The science of dental materials must include a knowledge and appreciation of the biological considerations that are associated with selection and use of materials designed for the oral cavity. Strength and resistance to corrosion are unimportant if the material irritates or injures the pulp or soft tissue. The biological characteristics of dental materials c... [More]

   Chapter
Chapter-04 Tarnish and Corrosion by Manappallil John J (2010) Edition : 3/e
DOI:10.5005/jp/books/11146_4      

Except for a few, pure metals do not occur naturally. They occur in the form of minerals such as oxides and sulfides and these have to be refined to produce the pure metal. Most pure metals attempt to reconvert to the combined state. The process by which this takes place is called corrosion. One of the primary requisites of any metal that is to be used in th... [More]

   Chapter
Chapter-06 Cavity Liners and Varnish by Manappallil John J (2010) Edition : 3/e
DOI:10.5005/jp/books/11146_6      

A cavity liner is used like a cavity varnish to provide a barrier against the passage of irritants from cements or other restorative materials and to reduce the sensitivity of freshly cut dentin. They are usually suspensions of calcium hydroxide in a volatile solvent. Upon the evaporation of the volatile solvent, the liner forms a thin film on the prepared t... [More]

   Chapter
Chapter-07 Dental Cements by Manappallil John J (2010) Edition : 3/e
DOI:10.5005/jp/books/11146_7      

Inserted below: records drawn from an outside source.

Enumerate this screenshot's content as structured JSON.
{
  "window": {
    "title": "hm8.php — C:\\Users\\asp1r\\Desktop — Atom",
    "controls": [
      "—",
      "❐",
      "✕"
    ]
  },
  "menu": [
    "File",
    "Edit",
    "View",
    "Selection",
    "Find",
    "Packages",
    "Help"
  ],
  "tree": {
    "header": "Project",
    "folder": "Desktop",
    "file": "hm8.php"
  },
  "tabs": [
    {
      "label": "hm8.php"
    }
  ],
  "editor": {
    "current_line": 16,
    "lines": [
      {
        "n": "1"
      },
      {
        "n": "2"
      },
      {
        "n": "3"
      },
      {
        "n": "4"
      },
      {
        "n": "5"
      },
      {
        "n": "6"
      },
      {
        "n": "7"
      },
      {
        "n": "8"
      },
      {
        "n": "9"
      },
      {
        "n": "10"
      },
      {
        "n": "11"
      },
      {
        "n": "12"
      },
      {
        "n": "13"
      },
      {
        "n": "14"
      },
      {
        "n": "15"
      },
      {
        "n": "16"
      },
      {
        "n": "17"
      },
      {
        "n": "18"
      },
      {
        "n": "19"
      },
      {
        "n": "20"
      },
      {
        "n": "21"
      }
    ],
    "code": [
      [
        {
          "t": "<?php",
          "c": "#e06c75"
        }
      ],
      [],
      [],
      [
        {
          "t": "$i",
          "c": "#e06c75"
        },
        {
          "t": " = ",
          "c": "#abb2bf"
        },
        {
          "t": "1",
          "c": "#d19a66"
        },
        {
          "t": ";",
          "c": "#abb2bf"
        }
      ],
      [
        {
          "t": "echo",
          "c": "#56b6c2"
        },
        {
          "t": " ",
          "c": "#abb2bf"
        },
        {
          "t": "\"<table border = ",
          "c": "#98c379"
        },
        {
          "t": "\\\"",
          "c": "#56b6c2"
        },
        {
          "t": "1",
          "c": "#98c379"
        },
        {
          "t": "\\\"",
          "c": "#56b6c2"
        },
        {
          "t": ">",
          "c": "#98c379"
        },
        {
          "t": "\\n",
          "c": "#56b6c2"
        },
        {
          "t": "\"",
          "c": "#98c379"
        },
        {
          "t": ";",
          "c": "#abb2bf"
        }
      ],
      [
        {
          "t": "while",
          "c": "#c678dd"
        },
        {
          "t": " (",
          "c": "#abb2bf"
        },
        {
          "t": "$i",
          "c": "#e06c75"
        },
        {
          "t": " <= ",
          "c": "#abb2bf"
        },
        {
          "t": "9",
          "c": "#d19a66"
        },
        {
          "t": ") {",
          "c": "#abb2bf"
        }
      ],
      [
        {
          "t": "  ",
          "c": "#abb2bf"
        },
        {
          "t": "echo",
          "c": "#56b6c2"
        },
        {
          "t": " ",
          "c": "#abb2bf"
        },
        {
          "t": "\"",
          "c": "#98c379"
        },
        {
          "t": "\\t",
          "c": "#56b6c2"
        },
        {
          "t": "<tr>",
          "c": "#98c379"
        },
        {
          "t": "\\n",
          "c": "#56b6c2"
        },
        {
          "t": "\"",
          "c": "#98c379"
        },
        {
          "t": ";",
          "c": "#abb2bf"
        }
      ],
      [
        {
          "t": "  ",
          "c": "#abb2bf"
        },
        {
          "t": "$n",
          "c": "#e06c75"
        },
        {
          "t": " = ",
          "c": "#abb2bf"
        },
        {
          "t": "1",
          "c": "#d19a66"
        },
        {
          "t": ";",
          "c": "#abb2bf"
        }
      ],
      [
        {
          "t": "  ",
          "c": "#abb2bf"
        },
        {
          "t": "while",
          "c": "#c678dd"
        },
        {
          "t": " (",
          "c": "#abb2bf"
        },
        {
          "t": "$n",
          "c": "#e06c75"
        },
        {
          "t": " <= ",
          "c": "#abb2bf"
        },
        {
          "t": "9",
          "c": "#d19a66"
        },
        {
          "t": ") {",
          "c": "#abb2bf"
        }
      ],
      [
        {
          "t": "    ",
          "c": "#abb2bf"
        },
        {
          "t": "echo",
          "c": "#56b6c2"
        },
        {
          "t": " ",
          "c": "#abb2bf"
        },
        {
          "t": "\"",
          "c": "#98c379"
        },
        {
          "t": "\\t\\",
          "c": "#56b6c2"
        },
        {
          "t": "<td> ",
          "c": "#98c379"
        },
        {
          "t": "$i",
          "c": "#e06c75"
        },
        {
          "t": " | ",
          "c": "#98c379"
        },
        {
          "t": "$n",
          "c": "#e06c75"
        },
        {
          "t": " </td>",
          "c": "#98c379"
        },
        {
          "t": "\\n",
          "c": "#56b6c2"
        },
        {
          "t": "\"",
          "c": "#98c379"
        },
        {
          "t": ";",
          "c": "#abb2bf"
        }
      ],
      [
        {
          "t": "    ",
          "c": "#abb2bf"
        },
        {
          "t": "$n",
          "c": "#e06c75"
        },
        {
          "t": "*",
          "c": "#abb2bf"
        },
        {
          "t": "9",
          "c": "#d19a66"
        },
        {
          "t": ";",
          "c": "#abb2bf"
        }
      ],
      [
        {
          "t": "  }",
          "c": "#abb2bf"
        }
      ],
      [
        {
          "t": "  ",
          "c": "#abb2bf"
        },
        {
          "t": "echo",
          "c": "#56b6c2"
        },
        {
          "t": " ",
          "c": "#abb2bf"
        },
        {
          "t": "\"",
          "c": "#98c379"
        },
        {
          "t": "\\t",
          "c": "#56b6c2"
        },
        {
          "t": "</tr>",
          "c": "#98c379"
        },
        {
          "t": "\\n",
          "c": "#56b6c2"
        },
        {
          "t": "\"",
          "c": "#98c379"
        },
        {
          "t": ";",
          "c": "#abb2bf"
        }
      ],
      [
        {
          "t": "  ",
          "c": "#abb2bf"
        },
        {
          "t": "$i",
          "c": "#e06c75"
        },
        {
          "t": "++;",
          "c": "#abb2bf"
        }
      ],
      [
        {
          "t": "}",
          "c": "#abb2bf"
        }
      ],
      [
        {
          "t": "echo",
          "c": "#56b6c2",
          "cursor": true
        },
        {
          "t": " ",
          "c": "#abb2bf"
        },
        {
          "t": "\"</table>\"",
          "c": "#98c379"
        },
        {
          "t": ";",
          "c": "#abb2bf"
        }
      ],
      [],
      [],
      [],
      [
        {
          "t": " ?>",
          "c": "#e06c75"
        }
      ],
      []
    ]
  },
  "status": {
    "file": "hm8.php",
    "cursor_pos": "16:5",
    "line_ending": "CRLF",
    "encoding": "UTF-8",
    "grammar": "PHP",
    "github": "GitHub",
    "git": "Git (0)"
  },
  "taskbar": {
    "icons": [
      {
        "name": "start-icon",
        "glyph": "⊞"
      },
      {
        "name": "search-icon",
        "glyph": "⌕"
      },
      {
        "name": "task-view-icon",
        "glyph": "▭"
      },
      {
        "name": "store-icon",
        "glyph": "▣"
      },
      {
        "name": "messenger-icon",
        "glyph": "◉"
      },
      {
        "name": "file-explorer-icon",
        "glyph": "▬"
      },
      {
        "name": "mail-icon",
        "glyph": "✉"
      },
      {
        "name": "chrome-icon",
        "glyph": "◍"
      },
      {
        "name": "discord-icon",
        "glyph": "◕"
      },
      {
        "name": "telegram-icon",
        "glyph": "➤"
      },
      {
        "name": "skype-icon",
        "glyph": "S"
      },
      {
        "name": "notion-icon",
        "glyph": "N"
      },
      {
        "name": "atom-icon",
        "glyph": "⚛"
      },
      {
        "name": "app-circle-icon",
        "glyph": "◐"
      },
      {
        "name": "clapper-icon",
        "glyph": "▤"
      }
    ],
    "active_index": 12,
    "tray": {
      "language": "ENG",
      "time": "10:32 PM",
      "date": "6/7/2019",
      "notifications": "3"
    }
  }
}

Dental cements are materials of multiple uses including restorations, luting and therapeutic. They are generally materials of comparatively low strength, but have extensive use in dentistry. The first dental cement is said to have been introduced in 1785 by Sorel who created the ‘zinc-oxide-chloric-cement’. Nearly a hundred years later Rostain and then Flak ... [More]

   Chapter
Chapter-08 Dental Amalgam by Manappallil John J (2010) Edition : 3/e
DOI:10.5005/jp/books/11146_8      

An amalgam is defined as a special type of alloy in which mercury is one of the components. Mercury is able to react with certain alloys to form a plastic mass, which is conveniently packed into a prepared cavity in a tooth. This plastic mass hardens and is stronger than any dental cement or anterior filling material. Dental amalgam is the most widely used f... [More]

   Chapter
Chapter-09 Direct Filling Gold by Manappallil John J (2010) Edition : 3/e
DOI:10.5005/jp/books/11146_9      

Prior to the discovery of amalgam, pure gold was very popular as a filling material. Its use was documented in Europe in the 15th century. Robert Woofendale is credited to have introduced it to the USA in 1766 on his arrival from England. However, its use became widespread in the USA only towards the beginning of the 19th century. It is the most noble of met... [More]

   Chapter
Chapter-10 Composite Resins and Bonding Agents by Manappallil John J (2010) Edition : 3/e
DOI:10.5005/jp/books/11146_10      

The composite is a system composed of a mixture of two or more macromolecules which are essentially insoluble in each other and differ in form. The composite material’s properties are superior to those of its individual components, e.g., fiberglass has a resin matrix which is reinforced by glass fibers. The resulting composite is harder and stiffer than the ... [More]